“We didn’t accept the federal government funding solely for the reason that we wanted to be able to move as quickly as possible with our vaccine candidate into the clinic,” said John Young, Pfizer’s chief business officer.

“We recognize that these are extraordinary times and our pricing will reflect that, and during the term of the pandemic, we will price our potential vaccine consistent the urgent global health emergency that we’re facing,” Young added. “Secondly, we also believe and critically, the COVID vaccine should be free to the public. A vaccine is meaningless if people are unable to afford it and I just want to applaud Congress for passing the CARES Act.”

As of July 21, there are four vaccines which are in the large-scale efficacy phase and 13 which are currently in expanded safety trials, according to the New York Times’ Coronavirus Vaccine Tracker.

While no vaccine candidate has been approved for widespread distribution, certain treatment options have been reported to have benefits on patients with COVID-19. 

Remdesivir has been indicated to reduce hospital recovery time for COVID-19 patients by 30% for patients experiencing certain COVID-19 symptoms, according to a report by MIT Technology Review.

Some have criticized the high cost of remedesivir, which is priced at around $3,200 for a typical treatment course of six vials. In May, the AIDS Healthcare Foundation (AHF) demanded that Gilead Sciences, the manufacturer of remdesivir, price the drug at $1 per dose.
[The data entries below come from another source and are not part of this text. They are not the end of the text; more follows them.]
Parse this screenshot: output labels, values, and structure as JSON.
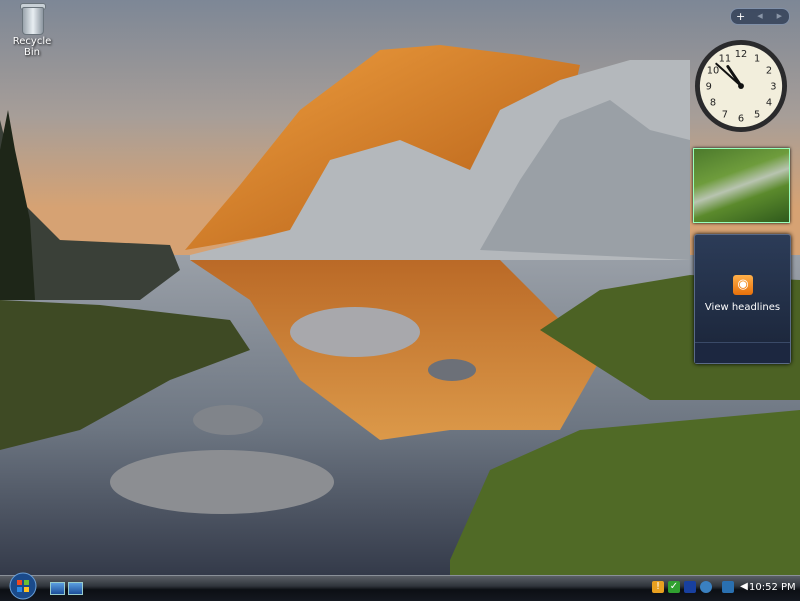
{
  "desktop": {
    "icons": [
      {
        "label": "Recycle Bin",
        "icon": "recycle-bin-icon"
      }
    ]
  },
  "sidebar": {
    "controls": {
      "add": "+",
      "prev": "◀",
      "next": "▶"
    },
    "clock": {
      "time": "10:52",
      "numerals": [
        "12",
        "1",
        "2",
        "3",
        "4",
        "5",
        "6",
        "7",
        "8",
        "9",
        "10",
        "11"
      ]
    },
    "feed": {
      "label": "View headlines",
      "icon": "rss-icon"
    }
  },
  "taskbar": {
    "start_icon": "windows-orb-icon",
    "quick_launch": [
      "show-desktop-icon",
      "switch-windows-icon"
    ],
    "tray_icons": [
      "security-shield-icon",
      "windows-defender-icon",
      "windows-sidebar-icon",
      "windows-update-icon",
      "network-icon",
      "volume-icon"
    ],
    "clock": "10:52 PM"
  },
  "colors": {
    "accent": "#ff9a2a",
    "rss": "#f08a1c"
  }
}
Gilead said in June that it would sell the drug to “governments of developed countries of $390 per vial.”

The Associated Press contributed to this story. This story was reported from Los Angeles.